• **What needs to be done**: Each of the following records is to be output exactly.

• **Supplied material**:

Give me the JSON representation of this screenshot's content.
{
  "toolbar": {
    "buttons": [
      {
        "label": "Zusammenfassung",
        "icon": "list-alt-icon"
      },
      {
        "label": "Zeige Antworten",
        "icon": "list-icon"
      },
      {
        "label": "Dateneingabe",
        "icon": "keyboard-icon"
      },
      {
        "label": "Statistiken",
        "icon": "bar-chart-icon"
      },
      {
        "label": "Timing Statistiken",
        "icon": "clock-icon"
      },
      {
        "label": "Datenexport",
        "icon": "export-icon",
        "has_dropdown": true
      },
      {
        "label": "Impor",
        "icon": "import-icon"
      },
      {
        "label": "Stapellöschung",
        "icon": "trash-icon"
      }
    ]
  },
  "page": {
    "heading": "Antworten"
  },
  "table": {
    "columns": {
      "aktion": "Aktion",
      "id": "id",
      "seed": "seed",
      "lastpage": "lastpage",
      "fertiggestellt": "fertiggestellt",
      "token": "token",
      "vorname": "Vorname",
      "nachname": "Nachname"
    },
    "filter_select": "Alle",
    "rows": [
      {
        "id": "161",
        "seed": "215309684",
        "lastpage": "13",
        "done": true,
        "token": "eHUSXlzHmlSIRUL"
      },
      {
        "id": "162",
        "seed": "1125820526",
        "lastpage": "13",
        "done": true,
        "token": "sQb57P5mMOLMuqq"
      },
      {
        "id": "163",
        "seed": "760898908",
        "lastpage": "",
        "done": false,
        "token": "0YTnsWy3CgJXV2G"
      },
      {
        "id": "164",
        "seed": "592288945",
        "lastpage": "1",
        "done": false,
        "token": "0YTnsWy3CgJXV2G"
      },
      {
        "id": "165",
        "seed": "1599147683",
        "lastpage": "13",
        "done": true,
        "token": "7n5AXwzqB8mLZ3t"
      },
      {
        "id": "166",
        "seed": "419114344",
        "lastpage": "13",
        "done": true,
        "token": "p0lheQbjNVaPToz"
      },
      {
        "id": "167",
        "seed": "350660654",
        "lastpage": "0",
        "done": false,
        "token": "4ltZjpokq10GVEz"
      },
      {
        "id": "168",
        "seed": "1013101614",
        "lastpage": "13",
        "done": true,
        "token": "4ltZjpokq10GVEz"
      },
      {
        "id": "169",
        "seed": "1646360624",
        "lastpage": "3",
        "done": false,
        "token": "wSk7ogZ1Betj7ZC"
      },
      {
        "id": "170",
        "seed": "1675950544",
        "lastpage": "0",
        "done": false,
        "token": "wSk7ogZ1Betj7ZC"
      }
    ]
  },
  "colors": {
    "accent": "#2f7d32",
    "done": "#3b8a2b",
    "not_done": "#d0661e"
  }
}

• **Exercise solution**:
Give me the JSON representation of this screenshot's content.
{
  "toolbar": {
    "buttons": [
      {
        "label": "Zusammenfassung",
        "icon": "list-alt-icon"
      },
      {
        "label": "Zeige Antworten",
        "icon": "list-icon"
      },
      {
        "label": "Dateneingabe",
        "icon": "keyboard-icon"
      },
      {
        "label": "Statistiken",
        "icon": "bar-chart-icon"
      },
      {
        "label": "Timing Statistiken",
        "icon": "clock-icon"
      },
      {
        "label": "Datenexport",
        "icon": "export-icon",
        "has_dropdown": true
      },
      {
        "label": "Impor",
        "icon": "import-icon"
      },
      {
        "label": "Stapellöschung",
        "icon": "trash-icon"
      }
    ]
  },
  "page": {
    "heading": "Antworten"
  },
  "table": {
    "columns": {
      "aktion": "Aktion",
      "id": "id",
      "seed": "seed",
      "lastpage": "lastpage",
      "fertiggestellt": "fertiggestellt",
      "token": "token",
      "vorname": "Vorname",
      "nachname": "Nachname"
    },
    "filter_select": "Alle",
    "rows": [
      {
        "id": "161",
        "seed": "215309684",
        "lastpage": "13",
        "done": true,
        "token": "eHUSXlzHmlSIRUL"
      },
      {
        "id": "162",
        "seed": "1125820526",
        "lastpage": "13",
        "done": true,
        "token": "sQb57P5mMOLMuqq"
      },
      {
        "id": "163",
        "seed": "760898908",
        "lastpage": "",
        "done": false,
        "token": "0YTnsWy3CgJXV2G"
      },
      {
        "id": "164",
        "seed": "592288945",
        "lastpage": "1",
        "done": false,
        "token": "0YTnsWy3CgJXV2G"
      },
      {
        "id": "165",
        "seed": "1599147683",
        "lastpage": "13",
        "done": true,
        "token": "7n5AXwzqB8mLZ3t"
      },
      {
        "id": "166",
        "seed": "419114344",
        "lastpage": "13",
        "done": true,
        "token": "p0lheQbjNVaPToz"
      },
      {
        "id": "167",
        "seed": "350660654",
        "lastpage": "0",
        "done": false,
        "token": "4ltZjpokq10GVEz"
      },
      {
        "id": "168",
        "seed": "1013101614",
        "lastpage": "13",
        "done": true,
        "token": "4ltZjpokq10GVEz"
      },
      {
        "id": "169",
        "seed": "1646360624",
        "lastpage": "3",
        "done": false,
        "token": "wSk7ogZ1Betj7ZC"
      },
      {
        "id": "170",
        "seed": "1675950544",
        "lastpage": "0",
        "done": false,
        "token": "wSk7ogZ1Betj7ZC"
      }
    ]
  },
  "colors": {
    "accent": "#2f7d32",
    "done": "#3b8a2b",
    "not_done": "#d0661e"
  }
}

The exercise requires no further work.